== Task to complete ==
Nothing but the pictures should be left out when you copy the records exactly.

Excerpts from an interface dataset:
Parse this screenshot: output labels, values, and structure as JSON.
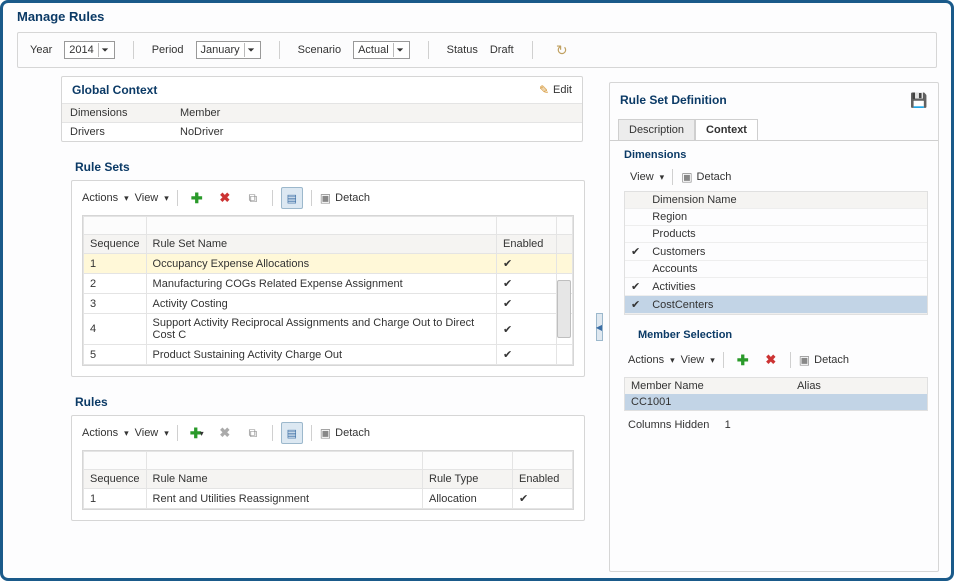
{
  "title": "Manage Rules",
  "filters": {
    "year_label": "Year",
    "year_value": "2014",
    "period_label": "Period",
    "period_value": "January",
    "scenario_label": "Scenario",
    "scenario_value": "Actual",
    "status_label": "Status",
    "status_value": "Draft"
  },
  "global_context": {
    "title": "Global Context",
    "edit_label": "Edit",
    "col_dimensions": "Dimensions",
    "col_member": "Member",
    "rows": [
      {
        "dimension": "Drivers",
        "member": "NoDriver"
      }
    ]
  },
  "rule_sets": {
    "title": "Rule Sets",
    "actions_label": "Actions",
    "view_label": "View",
    "detach_label": "Detach",
    "col_sequence": "Sequence",
    "col_name": "Rule Set Name",
    "col_enabled": "Enabled",
    "rows": [
      {
        "seq": "1",
        "name": "Occupancy Expense Allocations",
        "enabled": "✔"
      },
      {
        "seq": "2",
        "name": "Manufacturing COGs Related Expense Assignment",
        "enabled": "✔"
      },
      {
        "seq": "3",
        "name": "Activity Costing",
        "enabled": "✔"
      },
      {
        "seq": "4",
        "name": "Support Activity Reciprocal Assignments and Charge Out to Direct Cost C",
        "enabled": "✔"
      },
      {
        "seq": "5",
        "name": "Product Sustaining Activity Charge Out",
        "enabled": "✔"
      }
    ]
  },
  "rules": {
    "title": "Rules",
    "actions_label": "Actions",
    "view_label": "View",
    "detach_label": "Detach",
    "col_sequence": "Sequence",
    "col_name": "Rule Name",
    "col_type": "Rule Type",
    "col_enabled": "Enabled",
    "rows": [
      {
        "seq": "1",
        "name": "Rent and Utilities Reassignment",
        "type": "Allocation",
        "enabled": "✔"
      }
    ]
  },
  "rsd": {
    "title": "Rule Set Definition",
    "tab_desc": "Description",
    "tab_context": "Context",
    "dimensions_title": "Dimensions",
    "view_label": "View",
    "detach_label": "Detach",
    "col_dim_name": "Dimension Name",
    "dims": [
      {
        "checked": "",
        "name": "Region"
      },
      {
        "checked": "",
        "name": "Products"
      },
      {
        "checked": "✔",
        "name": "Customers"
      },
      {
        "checked": "",
        "name": "Accounts"
      },
      {
        "checked": "✔",
        "name": "Activities"
      },
      {
        "checked": "✔",
        "name": "CostCenters",
        "selected": true
      }
    ],
    "member_sel_title": "Member Selection",
    "actions_label": "Actions",
    "col_member_name": "Member Name",
    "col_alias": "Alias",
    "members": [
      {
        "name": "CC1001",
        "alias": ""
      }
    ],
    "cols_hidden_label": "Columns Hidden",
    "cols_hidden_value": "1"
  }
}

== Expected answer ==
Parse this screenshot: output labels, values, and structure as JSON.
{
  "title": "Manage Rules",
  "filters": {
    "year_label": "Year",
    "year_value": "2014",
    "period_label": "Period",
    "period_value": "January",
    "scenario_label": "Scenario",
    "scenario_value": "Actual",
    "status_label": "Status",
    "status_value": "Draft"
  },
  "global_context": {
    "title": "Global Context",
    "edit_label": "Edit",
    "col_dimensions": "Dimensions",
    "col_member": "Member",
    "rows": [
      {
        "dimension": "Drivers",
        "member": "NoDriver"
      }
    ]
  },
  "rule_sets": {
    "title": "Rule Sets",
    "actions_label": "Actions",
    "view_label": "View",
    "detach_label": "Detach",
    "col_sequence": "Sequence",
    "col_name": "Rule Set Name",
    "col_enabled": "Enabled",
    "rows": [
      {
        "seq": "1",
        "name": "Occupancy Expense Allocations",
        "enabled": "✔"
      },
      {
        "seq": "2",
        "name": "Manufacturing COGs Related Expense Assignment",
        "enabled": "✔"
      },
      {
        "seq": "3",
        "name": "Activity Costing",
        "enabled": "✔"
      },
      {
        "seq": "4",
        "name": "Support Activity Reciprocal Assignments and Charge Out to Direct Cost C",
        "enabled": "✔"
      },
      {
        "seq": "5",
        "name": "Product Sustaining Activity Charge Out",
        "enabled": "✔"
      }
    ]
  },
  "rules": {
    "title": "Rules",
    "actions_label": "Actions",
    "view_label": "View",
    "detach_label": "Detach",
    "col_sequence": "Sequence",
    "col_name": "Rule Name",
    "col_type": "Rule Type",
    "col_enabled": "Enabled",
    "rows": [
      {
        "seq": "1",
        "name": "Rent and Utilities Reassignment",
        "type": "Allocation",
        "enabled": "✔"
      }
    ]
  },
  "rsd": {
    "title": "Rule Set Definition",
    "tab_desc": "Description",
    "tab_context": "Context",
    "dimensions_title": "Dimensions",
    "view_label": "View",
    "detach_label": "Detach",
    "col_dim_name": "Dimension Name",
    "dims": [
      {
        "checked": "",
        "name": "Region"
      },
      {
        "checked": "",
        "name": "Products"
      },
      {
        "checked": "✔",
        "name": "Customers"
      },
      {
        "checked": "",
        "name": "Accounts"
      },
      {
        "checked": "✔",
        "name": "Activities"
      },
      {
        "checked": "✔",
        "name": "CostCenters",
        "selected": true
      }
    ],
    "member_sel_title": "Member Selection",
    "actions_label": "Actions",
    "col_member_name": "Member Name",
    "col_alias": "Alias",
    "members": [
      {
        "name": "CC1001",
        "alias": ""
      }
    ],
    "cols_hidden_label": "Columns Hidden",
    "cols_hidden_value": "1"
  }
}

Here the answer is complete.